In-Vehicle Sensing: Using Near-Infrared Light for Driver and Occupant Monitoring - Interview with Automotive Business Leader, Matt Scholz
A focus on safety systems amid the shift toward semi-autonomous vehicles has made in-vehicle sensing one of the emerging priorities for automotive innovators. Driver distraction and drowsiness lead to accidents that may be prevented with the help of sensing systems, which rely on several visual and biometric indicators to keep eyes on the road and hands on the wheel. In particular, driver monitoring systems (DMS) and occupant monitoring systems (OMS) that use near-infrared light (wavelengths outside of human visual perception) provide unobtrusive, remote sensing of a person’s presence, pupil position and gaze, eyelid movement, and other indicators of driver alertness and occupant safety.

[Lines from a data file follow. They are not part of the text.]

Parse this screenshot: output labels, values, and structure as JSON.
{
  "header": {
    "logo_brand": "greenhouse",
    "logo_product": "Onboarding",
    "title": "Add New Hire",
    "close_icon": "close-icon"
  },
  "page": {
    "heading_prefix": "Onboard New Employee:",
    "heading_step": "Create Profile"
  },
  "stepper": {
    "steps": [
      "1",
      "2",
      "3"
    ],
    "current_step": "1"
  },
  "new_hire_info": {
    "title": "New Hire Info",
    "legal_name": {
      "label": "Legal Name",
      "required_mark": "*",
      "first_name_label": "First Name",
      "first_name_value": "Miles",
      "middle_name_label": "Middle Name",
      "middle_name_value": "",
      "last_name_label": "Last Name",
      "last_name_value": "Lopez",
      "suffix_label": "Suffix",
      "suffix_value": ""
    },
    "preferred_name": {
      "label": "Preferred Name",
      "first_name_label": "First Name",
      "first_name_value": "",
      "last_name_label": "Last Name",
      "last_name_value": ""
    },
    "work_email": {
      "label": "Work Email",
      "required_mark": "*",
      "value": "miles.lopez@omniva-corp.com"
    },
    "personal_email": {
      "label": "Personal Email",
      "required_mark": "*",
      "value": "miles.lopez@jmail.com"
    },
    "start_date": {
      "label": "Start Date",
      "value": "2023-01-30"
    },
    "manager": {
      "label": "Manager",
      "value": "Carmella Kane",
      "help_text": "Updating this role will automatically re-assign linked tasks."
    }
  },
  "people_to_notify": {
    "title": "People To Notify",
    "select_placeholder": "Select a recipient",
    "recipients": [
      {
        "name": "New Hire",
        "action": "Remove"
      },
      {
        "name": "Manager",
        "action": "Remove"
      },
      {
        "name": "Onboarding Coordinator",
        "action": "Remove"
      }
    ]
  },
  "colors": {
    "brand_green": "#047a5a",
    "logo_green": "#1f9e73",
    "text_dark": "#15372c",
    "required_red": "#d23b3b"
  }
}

These systems are rapidly being implemented into new vehicles, with near-IR light source output a critical parameter for system performance.
In this interview with Automotive Interiors World, Matt Scholz, Automotive Business Leader at Radiant Vision Systems, discusses vehicle safety expectations and regulations driving in-vehicle sensing systems for driver and occupant monitoring; near-IR light sources like LEDs and VCELs that enable unobtrusive detection of driver presence, position, gaze, eyelid movement, and gestures; and considerations for light source measurement systems that ensure sensing performance.
Published by Automotive Interiors World on February 2, 2021.